Put it this way: think about every film you’ve seen over the years that has portrayed a visit to hell. It’s usually pretty metaphorical, right? In the name of sanity and good taste, filmmakers will usually find some smart or abstracted means by which to portray the infernal regions, be it the bureaucratic hell of ‘The Screwtape Letters’, the hallucinatory hell-on-earth of ‘Jacob’s Ladder’, the dopey S&M fantasies of ‘Hellraiser’ or the desert wasteland of Fulci’s ‘The Beyond’. Even the towering ode to literalism that is ‘Bill & Ted’s Bogus Journey’ has the decency to present hell as a kind of stylized labyrinth in which we’re pursued by childhood fears.
But as we have surely gathered by now, sanity and good taste are not virtues held in high esteem by Jose Mojica Marins. If he’s going to take us to hell, he’s going to round up all the colour film stock, polystyrene, greasepaint and out of work actors his remaining budget can muster and take us to motherfucking HELL. And so, when Coffin Joe discovers that one of the women he murdered was pregnant, this sets him off on a predictably severe existential crisis which, combined with another one of those pesky peasant curses, sees him literally dragged through the ground, emerging in a garishly lit underground realm in which the legions of the semi-naked damned writhe in agony, being stabbed with pitchforks by red-skinned, loin-cloth clad demons!
Satan, also played by Marins (hey, why not?), sits upon his bloody throne, laughing uproariously as he zaps unfortunate sinners with lightning bolts, causing severed limbs to fly across the screen in a vision straight from the mind of a rabid eight year old boy. Rivers of stage-blood run through channels crudely hacked into the sets; naked women are bloodily crucified as boa constrictors crawl around their necks; floors and walls that looks like regurgitated pizza throb and moan with the torments of the damned; disconnected heads and body parts wave frantically through gaps in the ceiling. And meanwhile, cult film fans the world over proceed to foam at the mouth, fall off their chairs or manifest other suitably extreme reactions in sheer disbelief that their was some deranged guy with no money in the middle of Brazil actually MAKING THIS CRAP HAPPEN, AND FILMING IT.

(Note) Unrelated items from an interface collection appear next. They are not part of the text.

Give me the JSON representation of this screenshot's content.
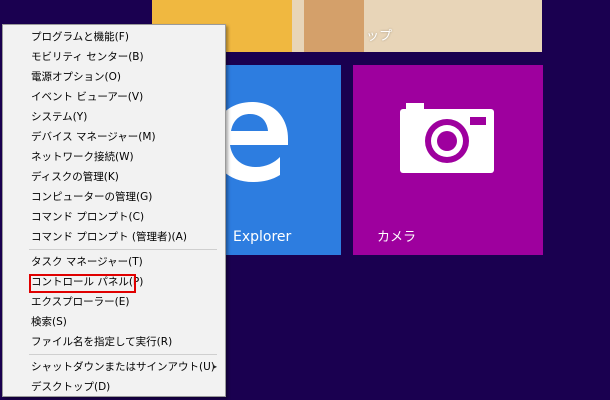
{
  "tiles": {
    "desktop_label": "ップ",
    "ie_label": "Explorer",
    "camera_label": "カメラ"
  },
  "menu": {
    "items": [
      "プログラムと機能(F)",
      "モビリティ センター(B)",
      "電源オプション(O)",
      "イベント ビューアー(V)",
      "システム(Y)",
      "デバイス マネージャー(M)",
      "ネットワーク接続(W)",
      "ディスクの管理(K)",
      "コンピューターの管理(G)",
      "コマンド プロンプト(C)",
      "コマンド プロンプト (管理者)(A)",
      "タスク マネージャー(T)",
      "コントロール パネル(P)",
      "エクスプローラー(E)",
      "検索(S)",
      "ファイル名を指定して実行(R)",
      "シャットダウンまたはサインアウト(U)",
      "デスクトップ(D)"
    ],
    "submenu_arrow": "▸"
  },
  "colors": {
    "background": "#1a0050",
    "ie_tile": "#2d7de0",
    "camera_tile": "#9e009e",
    "highlight": "#e00000"
  },
  "icons": {
    "ie": "internet-explorer-icon",
    "camera": "camera-icon",
    "submenu": "chevron-right-icon"
  }
}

It is a strange kind of joy to try to explain, that exquisite “I can’t believe I am actually seeing this” feeling. It’s not big, and it’s not clever, but it’s a form of joy all the same, and probably the reason I keep firing up movies like this when I could be doing something sensible.
Overall, I’m starting to get the impression that the cinema of Jose Marins is rather like being trapped inside the seething, sweaty mind of some leather overcoat-clad, catholic guilt-wracked teenager – you know, the kind you probably knew some variation of in school/college who quotes bowdlerised Nietzsche and seems to have a very high opinion of himself, but is cripplingly terrified/fascinated by the perpetually distant opposite sex.
It is not a place I can really recommend spending time, but on the other hand it does lead us into a hallucinogenic cavalcade of truly horrific horrors, realised with the kind of lingering intensity that makes you suspect Marins never got over his teenage disappointment that when you go to see a movie called, say, ‘Pit of Bloody Horror’, you rarely get to see eighty minutes-worth of pits full of bloody horror, and decided it was his personal destiny to make amends for this failure, in the name of prurient, emotionally-stunted horror fans everywhere. And so, for those of us with a hardy constitution and at least a certain fondness for the prurient, emotionally-stunted horror fan that lurks within us all (ok, some of us more than others), films like “This Night I Will Possess Your Corpse” are irresistible, providing further proof, as if it were needed, that being out of one’s freakin’ mind can often convey just as many advantages upon an intrepid filmmaker as it can problems.